▼

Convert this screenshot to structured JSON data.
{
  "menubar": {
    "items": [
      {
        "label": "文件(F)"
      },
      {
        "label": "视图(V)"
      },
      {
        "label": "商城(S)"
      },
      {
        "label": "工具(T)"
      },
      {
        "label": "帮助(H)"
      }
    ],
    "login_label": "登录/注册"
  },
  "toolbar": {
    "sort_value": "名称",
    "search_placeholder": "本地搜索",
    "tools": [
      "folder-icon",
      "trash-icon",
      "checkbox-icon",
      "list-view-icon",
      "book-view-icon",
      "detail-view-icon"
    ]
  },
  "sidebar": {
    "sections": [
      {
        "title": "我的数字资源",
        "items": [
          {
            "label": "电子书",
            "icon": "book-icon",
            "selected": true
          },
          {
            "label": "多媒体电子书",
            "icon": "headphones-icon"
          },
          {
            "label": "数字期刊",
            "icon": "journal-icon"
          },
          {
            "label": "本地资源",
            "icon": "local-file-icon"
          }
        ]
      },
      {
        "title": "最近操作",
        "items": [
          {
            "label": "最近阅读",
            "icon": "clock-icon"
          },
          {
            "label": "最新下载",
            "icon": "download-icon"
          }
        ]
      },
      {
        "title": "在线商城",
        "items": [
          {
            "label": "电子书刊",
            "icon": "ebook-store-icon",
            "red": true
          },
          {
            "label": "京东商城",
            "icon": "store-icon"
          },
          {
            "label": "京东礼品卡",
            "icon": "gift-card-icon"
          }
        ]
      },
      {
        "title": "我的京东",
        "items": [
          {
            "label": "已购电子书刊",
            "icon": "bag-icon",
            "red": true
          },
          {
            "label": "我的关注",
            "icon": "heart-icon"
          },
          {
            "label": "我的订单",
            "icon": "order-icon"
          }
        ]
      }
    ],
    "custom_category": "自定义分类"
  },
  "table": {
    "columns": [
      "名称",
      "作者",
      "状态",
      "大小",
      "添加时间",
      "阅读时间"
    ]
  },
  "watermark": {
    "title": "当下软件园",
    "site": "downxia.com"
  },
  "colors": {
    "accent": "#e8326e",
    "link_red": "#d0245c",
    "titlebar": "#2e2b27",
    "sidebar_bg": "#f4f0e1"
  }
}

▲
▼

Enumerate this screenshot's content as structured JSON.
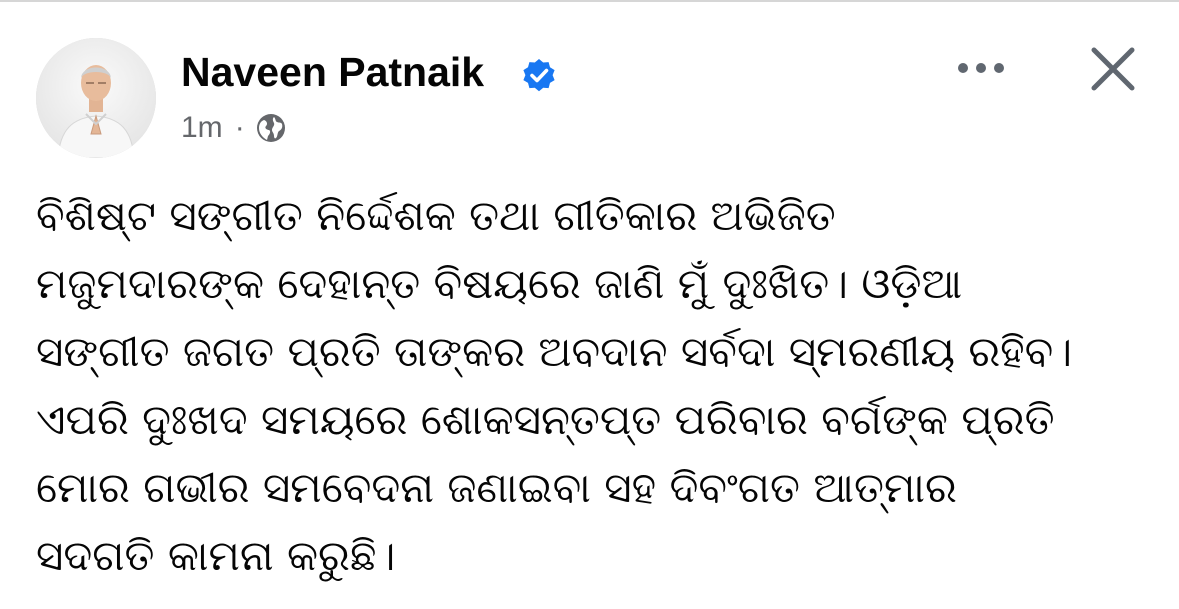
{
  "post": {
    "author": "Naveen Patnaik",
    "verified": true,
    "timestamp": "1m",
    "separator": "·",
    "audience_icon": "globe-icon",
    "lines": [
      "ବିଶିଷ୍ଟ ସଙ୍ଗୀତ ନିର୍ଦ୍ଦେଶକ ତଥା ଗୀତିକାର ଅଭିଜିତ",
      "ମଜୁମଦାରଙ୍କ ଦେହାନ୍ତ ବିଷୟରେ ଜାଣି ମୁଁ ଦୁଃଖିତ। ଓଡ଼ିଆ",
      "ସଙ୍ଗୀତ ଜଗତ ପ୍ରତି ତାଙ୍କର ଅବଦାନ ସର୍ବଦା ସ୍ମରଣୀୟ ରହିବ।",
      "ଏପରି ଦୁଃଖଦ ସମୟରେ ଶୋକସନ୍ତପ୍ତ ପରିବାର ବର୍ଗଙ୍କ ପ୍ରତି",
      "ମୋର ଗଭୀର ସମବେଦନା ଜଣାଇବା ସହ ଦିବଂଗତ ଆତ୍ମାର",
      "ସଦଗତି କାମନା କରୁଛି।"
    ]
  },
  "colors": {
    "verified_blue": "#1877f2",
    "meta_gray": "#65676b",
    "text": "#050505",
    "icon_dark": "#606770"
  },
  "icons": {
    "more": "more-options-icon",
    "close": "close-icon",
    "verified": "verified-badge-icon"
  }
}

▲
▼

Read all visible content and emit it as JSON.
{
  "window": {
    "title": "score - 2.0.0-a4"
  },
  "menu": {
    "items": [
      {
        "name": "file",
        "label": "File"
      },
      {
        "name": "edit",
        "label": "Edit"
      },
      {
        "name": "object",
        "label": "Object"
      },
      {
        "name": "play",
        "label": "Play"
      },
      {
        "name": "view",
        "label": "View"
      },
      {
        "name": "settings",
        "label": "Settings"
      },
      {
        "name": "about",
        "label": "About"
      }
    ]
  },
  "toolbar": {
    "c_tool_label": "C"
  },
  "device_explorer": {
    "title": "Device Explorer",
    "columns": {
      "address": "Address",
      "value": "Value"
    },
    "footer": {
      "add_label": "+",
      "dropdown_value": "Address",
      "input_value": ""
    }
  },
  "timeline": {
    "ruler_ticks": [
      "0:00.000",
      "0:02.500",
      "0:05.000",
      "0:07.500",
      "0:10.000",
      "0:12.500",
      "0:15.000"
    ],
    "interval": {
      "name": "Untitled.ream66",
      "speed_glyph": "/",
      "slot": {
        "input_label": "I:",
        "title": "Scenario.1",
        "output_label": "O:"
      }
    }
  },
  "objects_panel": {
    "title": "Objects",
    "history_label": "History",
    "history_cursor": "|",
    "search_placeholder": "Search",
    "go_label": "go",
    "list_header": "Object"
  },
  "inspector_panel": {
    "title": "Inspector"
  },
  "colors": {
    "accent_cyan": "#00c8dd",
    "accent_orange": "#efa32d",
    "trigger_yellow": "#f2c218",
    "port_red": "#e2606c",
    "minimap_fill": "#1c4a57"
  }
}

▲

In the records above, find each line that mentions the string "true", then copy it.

            "selected": true
            "red": true
            "red": true
    "verified": true,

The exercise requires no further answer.